[Dataset excerpts — start]

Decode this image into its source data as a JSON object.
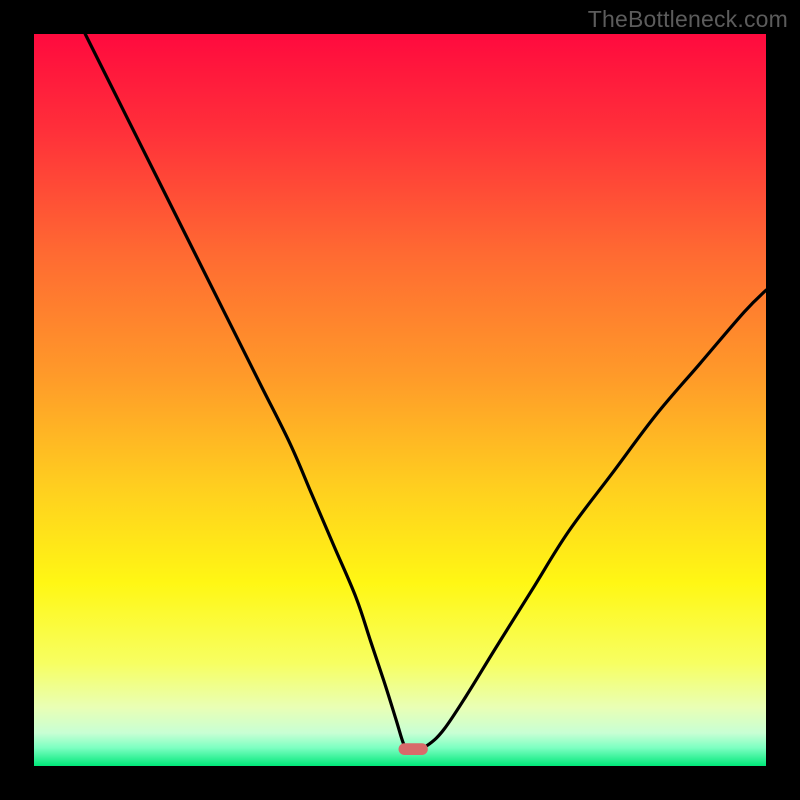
{
  "watermark": "TheBottleneck.com",
  "chart_data": {
    "type": "line",
    "title": "",
    "xlabel": "",
    "ylabel": "",
    "xlim": [
      0,
      100
    ],
    "ylim": [
      0,
      100
    ],
    "grid": false,
    "legend": false,
    "background": {
      "type": "vertical_gradient",
      "stops": [
        {
          "pos": 0.0,
          "color": "#ff0a3e"
        },
        {
          "pos": 0.13,
          "color": "#ff2f3a"
        },
        {
          "pos": 0.3,
          "color": "#ff6a32"
        },
        {
          "pos": 0.47,
          "color": "#ff9b29"
        },
        {
          "pos": 0.62,
          "color": "#ffcf1f"
        },
        {
          "pos": 0.75,
          "color": "#fff714"
        },
        {
          "pos": 0.86,
          "color": "#f7ff62"
        },
        {
          "pos": 0.92,
          "color": "#e9ffb5"
        },
        {
          "pos": 0.955,
          "color": "#c8ffd4"
        },
        {
          "pos": 0.975,
          "color": "#7dffc2"
        },
        {
          "pos": 1.0,
          "color": "#00e879"
        }
      ]
    },
    "series": [
      {
        "name": "curve",
        "x": [
          7,
          12,
          17,
          22,
          27,
          31,
          35,
          38,
          41,
          44,
          46,
          48,
          49.5,
          50.5,
          51.2,
          52.5,
          54,
          56,
          59,
          63,
          68,
          73,
          79,
          85,
          91,
          97,
          100
        ],
        "y": [
          100,
          90,
          80,
          70,
          60,
          52,
          44,
          37,
          30,
          23,
          17,
          11,
          6.2,
          3.0,
          2.3,
          2.3,
          3.0,
          5.0,
          9.5,
          16,
          24,
          32,
          40,
          48,
          55,
          62,
          65
        ]
      }
    ],
    "marker": {
      "shape": "rounded-rect",
      "cx": 51.8,
      "cy": 2.3,
      "width": 4.0,
      "height": 1.6,
      "color": "#d86a6a"
    }
  }
}
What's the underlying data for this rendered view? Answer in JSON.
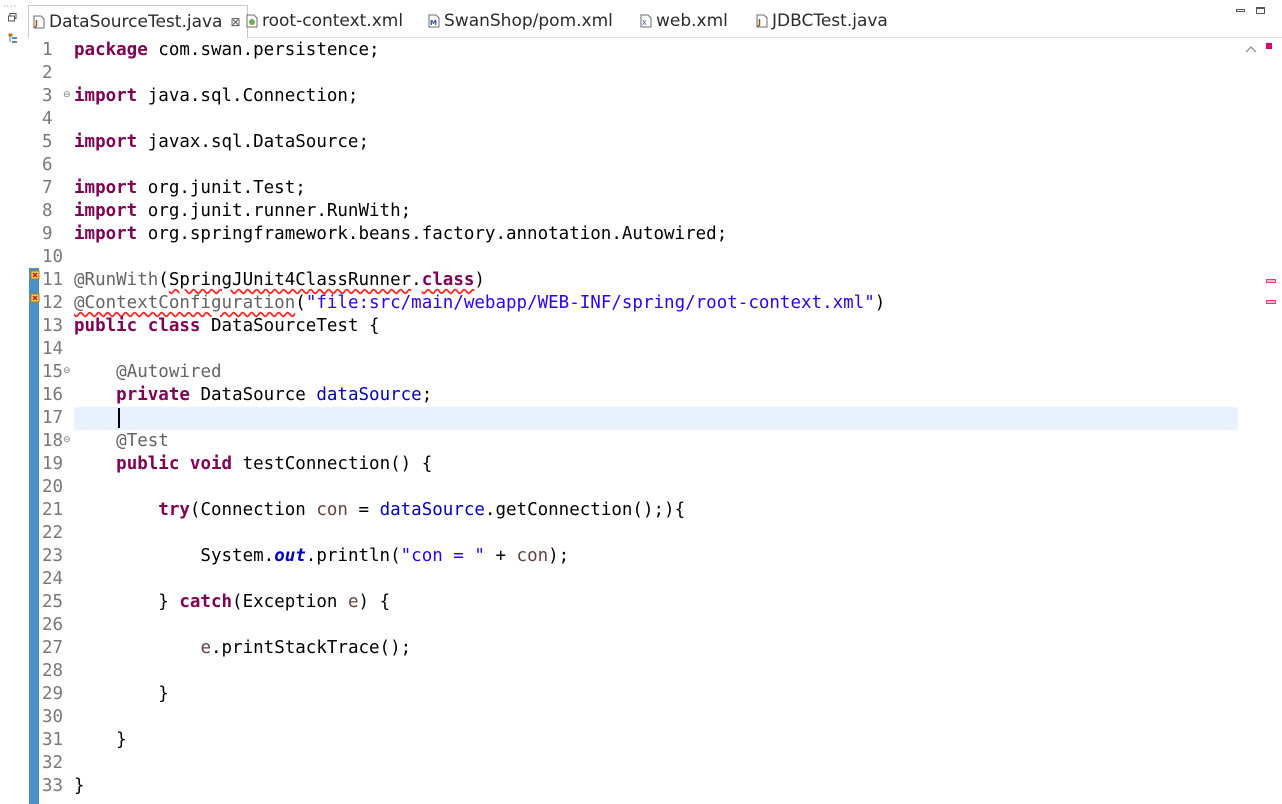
{
  "tabs": [
    {
      "label": "DataSourceTest.java",
      "icon": "java-file-icon",
      "active": true,
      "close": "⊠"
    },
    {
      "label": "root-context.xml",
      "icon": "spring-xml-icon",
      "active": false
    },
    {
      "label": "SwanShop/pom.xml",
      "icon": "maven-pom-icon",
      "active": false
    },
    {
      "label": "web.xml",
      "icon": "xml-file-icon",
      "active": false
    },
    {
      "label": "JDBCTest.java",
      "icon": "java-file-icon",
      "active": false
    }
  ],
  "editor": {
    "current_line": 17,
    "lines": [
      {
        "n": "1",
        "text": "package com.swan.persistence;"
      },
      {
        "n": "2",
        "text": ""
      },
      {
        "n": "3",
        "text": "import java.sql.Connection;"
      },
      {
        "n": "4",
        "text": ""
      },
      {
        "n": "5",
        "text": "import javax.sql.DataSource;"
      },
      {
        "n": "6",
        "text": ""
      },
      {
        "n": "7",
        "text": "import org.junit.Test;"
      },
      {
        "n": "8",
        "text": "import org.junit.runner.RunWith;"
      },
      {
        "n": "9",
        "text": "import org.springframework.beans.factory.annotation.Autowired;"
      },
      {
        "n": "10",
        "text": ""
      },
      {
        "n": "11",
        "text": "@RunWith(SpringJUnit4ClassRunner.class)"
      },
      {
        "n": "12",
        "text": "@ContextConfiguration(\"file:src/main/webapp/WEB-INF/spring/root-context.xml\")"
      },
      {
        "n": "13",
        "text": "public class DataSourceTest {"
      },
      {
        "n": "14",
        "text": ""
      },
      {
        "n": "15",
        "text": "    @Autowired"
      },
      {
        "n": "16",
        "text": "    private DataSource dataSource;"
      },
      {
        "n": "17",
        "text": ""
      },
      {
        "n": "18",
        "text": "    @Test"
      },
      {
        "n": "19",
        "text": "    public void testConnection() {"
      },
      {
        "n": "20",
        "text": ""
      },
      {
        "n": "21",
        "text": "        try(Connection con = dataSource.getConnection();){"
      },
      {
        "n": "22",
        "text": ""
      },
      {
        "n": "23",
        "text": "            System.out.println(\"con = \" + con);"
      },
      {
        "n": "24",
        "text": ""
      },
      {
        "n": "25",
        "text": "        } catch(Exception e) {"
      },
      {
        "n": "26",
        "text": ""
      },
      {
        "n": "27",
        "text": "            e.printStackTrace();"
      },
      {
        "n": "28",
        "text": ""
      },
      {
        "n": "29",
        "text": "        }"
      },
      {
        "n": "30",
        "text": ""
      },
      {
        "n": "31",
        "text": "    }"
      },
      {
        "n": "32",
        "text": ""
      },
      {
        "n": "33",
        "text": "}"
      }
    ],
    "fold_lines": [
      "3",
      "15",
      "18"
    ],
    "error_lines": [
      "11",
      "12"
    ]
  },
  "colors": {
    "keyword": "#7f0055",
    "annotation": "#646464",
    "string": "#2a00ff",
    "field": "#0000c0",
    "local_variable": "#6a3e3e",
    "current_line": "#e8f2fe",
    "quick_diff": "#4a90c8"
  }
}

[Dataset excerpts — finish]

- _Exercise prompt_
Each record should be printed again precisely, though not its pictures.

- _Completed task_
Decode this image into its source data as a JSON object.
{
  "watermark": "TheBottleneck.com",
  "chart_data": {
    "type": "line",
    "title": "",
    "xlabel": "",
    "ylabel": "",
    "xlim": [
      0,
      100
    ],
    "ylim": [
      0,
      100
    ],
    "grid": false,
    "legend": false,
    "background": {
      "type": "vertical_gradient",
      "stops": [
        {
          "pos": 0.0,
          "color": "#ff0a3e"
        },
        {
          "pos": 0.13,
          "color": "#ff2f3a"
        },
        {
          "pos": 0.3,
          "color": "#ff6a32"
        },
        {
          "pos": 0.47,
          "color": "#ff9b29"
        },
        {
          "pos": 0.62,
          "color": "#ffcf1f"
        },
        {
          "pos": 0.75,
          "color": "#fff714"
        },
        {
          "pos": 0.86,
          "color": "#f7ff62"
        },
        {
          "pos": 0.92,
          "color": "#e9ffb5"
        },
        {
          "pos": 0.955,
          "color": "#c8ffd4"
        },
        {
          "pos": 0.975,
          "color": "#7dffc2"
        },
        {
          "pos": 1.0,
          "color": "#00e879"
        }
      ]
    },
    "series": [
      {
        "name": "curve",
        "x": [
          7,
          12,
          17,
          22,
          27,
          31,
          35,
          38,
          41,
          44,
          46,
          48,
          49.5,
          50.5,
          51.2,
          52.5,
          54,
          56,
          59,
          63,
          68,
          73,
          79,
          85,
          91,
          97,
          100
        ],
        "y": [
          100,
          90,
          80,
          70,
          60,
          52,
          44,
          37,
          30,
          23,
          17,
          11,
          6.2,
          3.0,
          2.3,
          2.3,
          3.0,
          5.0,
          9.5,
          16,
          24,
          32,
          40,
          48,
          55,
          62,
          65
        ]
      }
    ],
    "marker": {
      "shape": "rounded-rect",
      "cx": 51.8,
      "cy": 2.3,
      "width": 4.0,
      "height": 1.6,
      "color": "#d86a6a"
    }
  }
}
What's the underlying data for this rendered view? Answer in JSON.
{
  "tabs": [
    {
      "label": "DataSourceTest.java",
      "icon": "java-file-icon",
      "active": true,
      "close": "⊠"
    },
    {
      "label": "root-context.xml",
      "icon": "spring-xml-icon",
      "active": false
    },
    {
      "label": "SwanShop/pom.xml",
      "icon": "maven-pom-icon",
      "active": false
    },
    {
      "label": "web.xml",
      "icon": "xml-file-icon",
      "active": false
    },
    {
      "label": "JDBCTest.java",
      "icon": "java-file-icon",
      "active": false
    }
  ],
  "editor": {
    "current_line": 17,
    "lines": [
      {
        "n": "1",
        "text": "package com.swan.persistence;"
      },
      {
        "n": "2",
        "text": ""
      },
      {
        "n": "3",
        "text": "import java.sql.Connection;"
      },
      {
        "n": "4",
        "text": ""
      },
      {
        "n": "5",
        "text": "import javax.sql.DataSource;"
      },
      {
        "n": "6",
        "text": ""
      },
      {
        "n": "7",
        "text": "import org.junit.Test;"
      },
      {
        "n": "8",
        "text": "import org.junit.runner.RunWith;"
      },
      {
        "n": "9",
        "text": "import org.springframework.beans.factory.annotation.Autowired;"
      },
      {
        "n": "10",
        "text": ""
      },
      {
        "n": "11",
        "text": "@RunWith(SpringJUnit4ClassRunner.class)"
      },
      {
        "n": "12",
        "text": "@ContextConfiguration(\"file:src/main/webapp/WEB-INF/spring/root-context.xml\")"
      },
      {
        "n": "13",
        "text": "public class DataSourceTest {"
      },
      {
        "n": "14",
        "text": ""
      },
      {
        "n": "15",
        "text": "    @Autowired"
      },
      {
        "n": "16",
        "text": "    private DataSource dataSource;"
      },
      {
        "n": "17",
        "text": ""
      },
      {
        "n": "18",
        "text": "    @Test"
      },
      {
        "n": "19",
        "text": "    public void testConnection() {"
      },
      {
        "n": "20",
        "text": ""
      },
      {
        "n": "21",
        "text": "        try(Connection con = dataSource.getConnection();){"
      },
      {
        "n": "22",
        "text": ""
      },
      {
        "n": "23",
        "text": "            System.out.println(\"con = \" + con);"
      },
      {
        "n": "24",
        "text": ""
      },
      {
        "n": "25",
        "text": "        } catch(Exception e) {"
      },
      {
        "n": "26",
        "text": ""
      },
      {
        "n": "27",
        "text": "            e.printStackTrace();"
      },
      {
        "n": "28",
        "text": ""
      },
      {
        "n": "29",
        "text": "        }"
      },
      {
        "n": "30",
        "text": ""
      },
      {
        "n": "31",
        "text": "    }"
      },
      {
        "n": "32",
        "text": ""
      },
      {
        "n": "33",
        "text": "}"
      }
    ],
    "fold_lines": [
      "3",
      "15",
      "18"
    ],
    "error_lines": [
      "11",
      "12"
    ]
  },
  "colors": {
    "keyword": "#7f0055",
    "annotation": "#646464",
    "string": "#2a00ff",
    "field": "#0000c0",
    "local_variable": "#6a3e3e",
    "current_line": "#e8f2fe",
    "quick_diff": "#4a90c8"
  }
}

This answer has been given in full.